MAKE THE MOST OF YOUR BEAUTY SLEEP
If you can't spare the time for a lengthy soak, try this overnight treatment Tung swears by: "A generous application of a beta hydroxy acid cream like CeraVe SA, $15, followed by a thicker coating of a dimethicone product like Vaniply, $7, and cotton gloves will do wonders to heal dry, cracked hands." A humidifier can also inject air with much-needed moisture while you sleep, soothing not just dry skin, but easing cold symptoms and sinusitis as well. And if you use a retinoid, benzoyl peroxide, salicylic acid, or alpha hydroxy acid on your face, don't rub any excess into your hands&mdashwash it off instead.
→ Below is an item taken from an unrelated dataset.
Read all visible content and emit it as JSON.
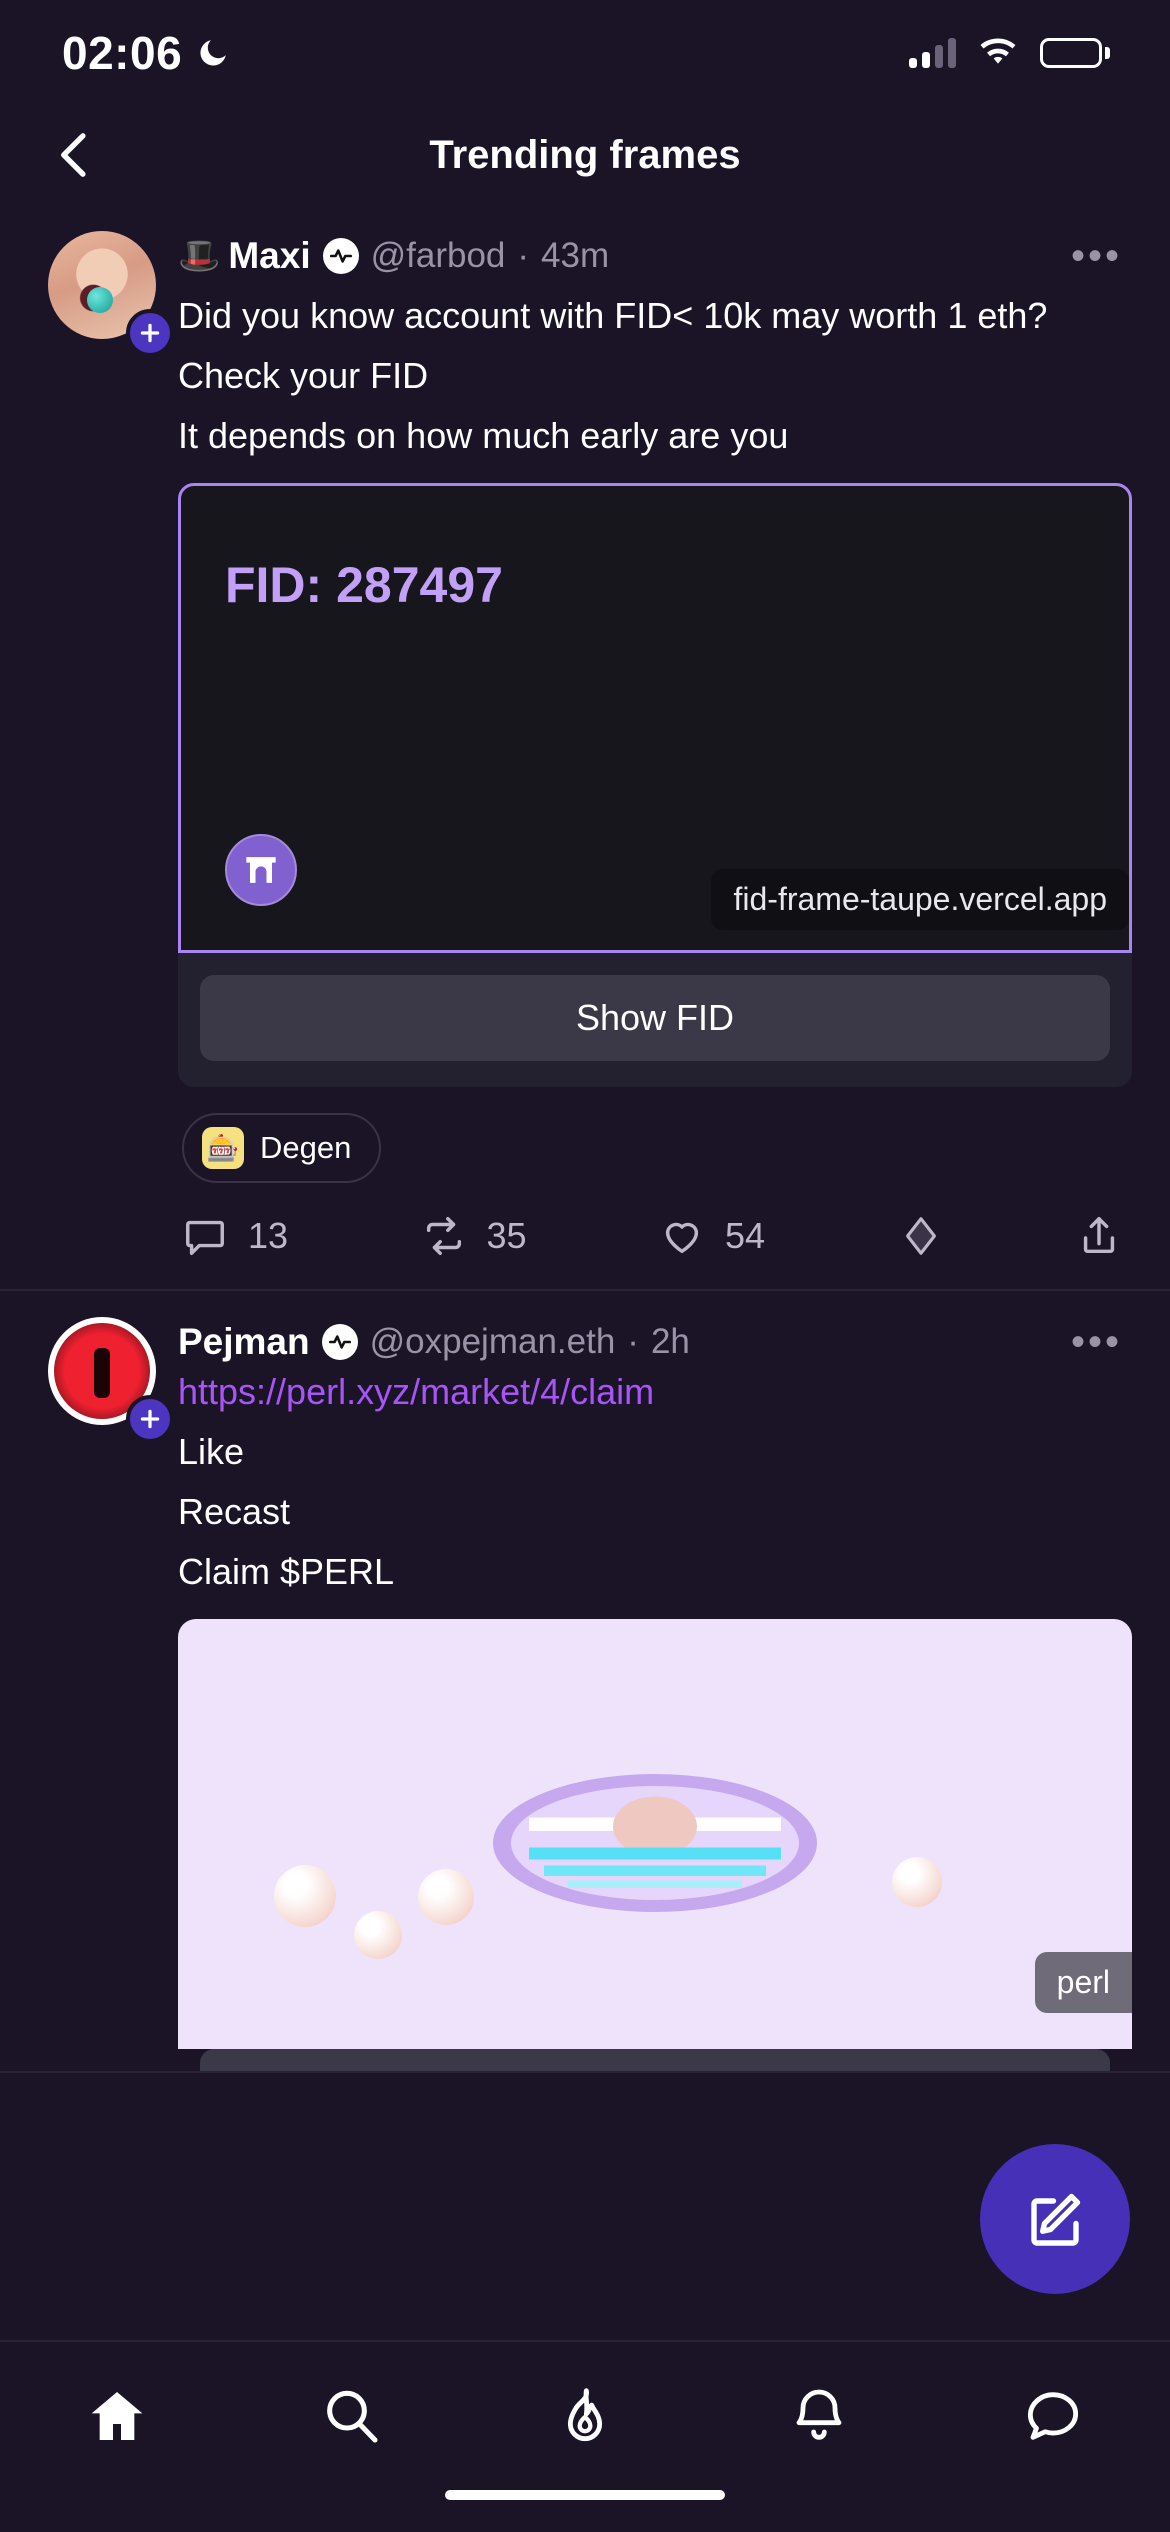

While these ingredients work wonders on acne and fine lines, they only exacerbate irritated skin.
Naturally Care for Skin This Winter with Hard Lotion Bars
Show your skin some love this winter with these moisture rich hard lotion bars. Crafted from a collection of richy moisturizing carrier oils like argan and camellia seed oils, these cute snowflake shaped hard lotion bars provide long lasting skin benefits all season long. Don’t let your dry skin drive you crazy with all the itching and scratching! Try this natural dry skin remedy instead.
These pretty blue snowflake hard lotion bars have just a hint of shimmer making them the perfect choice for DIY holiday gifts or winter wedding favors. While the clean up can be a bit challenging – I recommend washing everything ASAP and washing it twice in super hot water – you can make this hard lotion bar recipe in just 30 minutes.
3 Quick Fixes for Dry, Dull Skin
OK, fine. February has Presidents' Day. And we get the day off (yes!). But beyond that, it's not the most exciting month: The Super Bowl is over. The Oscars aren't for another few weeks. And it's the time of year when everyone's skin is dry and dull—and if you're the rare exception, seriously, no one wants to hear about it. So for the 99 percent of you who can relate, here are top dermatologists' best tricks for fixing skin that's dehydrated, parched. you get the idea.
Evening primrose oil. If the skin around your eyes and lips has a way of getting crazy, painfully dry, this is the stuff to fix it. It's actually a supplement (you can find it at drugstores), but Jeanette Graf, a dermatologist in Great Neck, New York, recommends popping one capsule open and rubbing the oil inside over chapped areas. Do it at night (so you don't look like a greaseball during the day) and you'll notice a marked improvement when you wake up.
Sheet masks. You know how the best moisturizers contain humectants to pull water into your skin and occlusives to seal it in? Well, when you put a sheet mask against your skin, that moisture isn't going anywhere. "The sheet mask has an occlusive effect so it's really sealing moisture into the skin," says Graf. Look for ones with hydrating ingredients like glycerin or hyaluronic acid, and your skin will look glow-y for a day—sometimes even two, says Graf. Try Masque Bar by Look Beauty Brightening Sheet Mask.
10. Easy Whipped Peppermint DIY Body Butter For Dry Skin.
This body butter recipe includes just three ingredients except for the essential oils. So you don’t have to spend much time to make it. Peppermint essential oil and avocado oil are two major ingredients in this recipe. Peppermint oil boosts blood flow in your skin. This gives your skin much-needed oxygen. Hence helps revive your dry skin. While avocado oil is rich in fatty acids and is excellent for moisturizing the skin.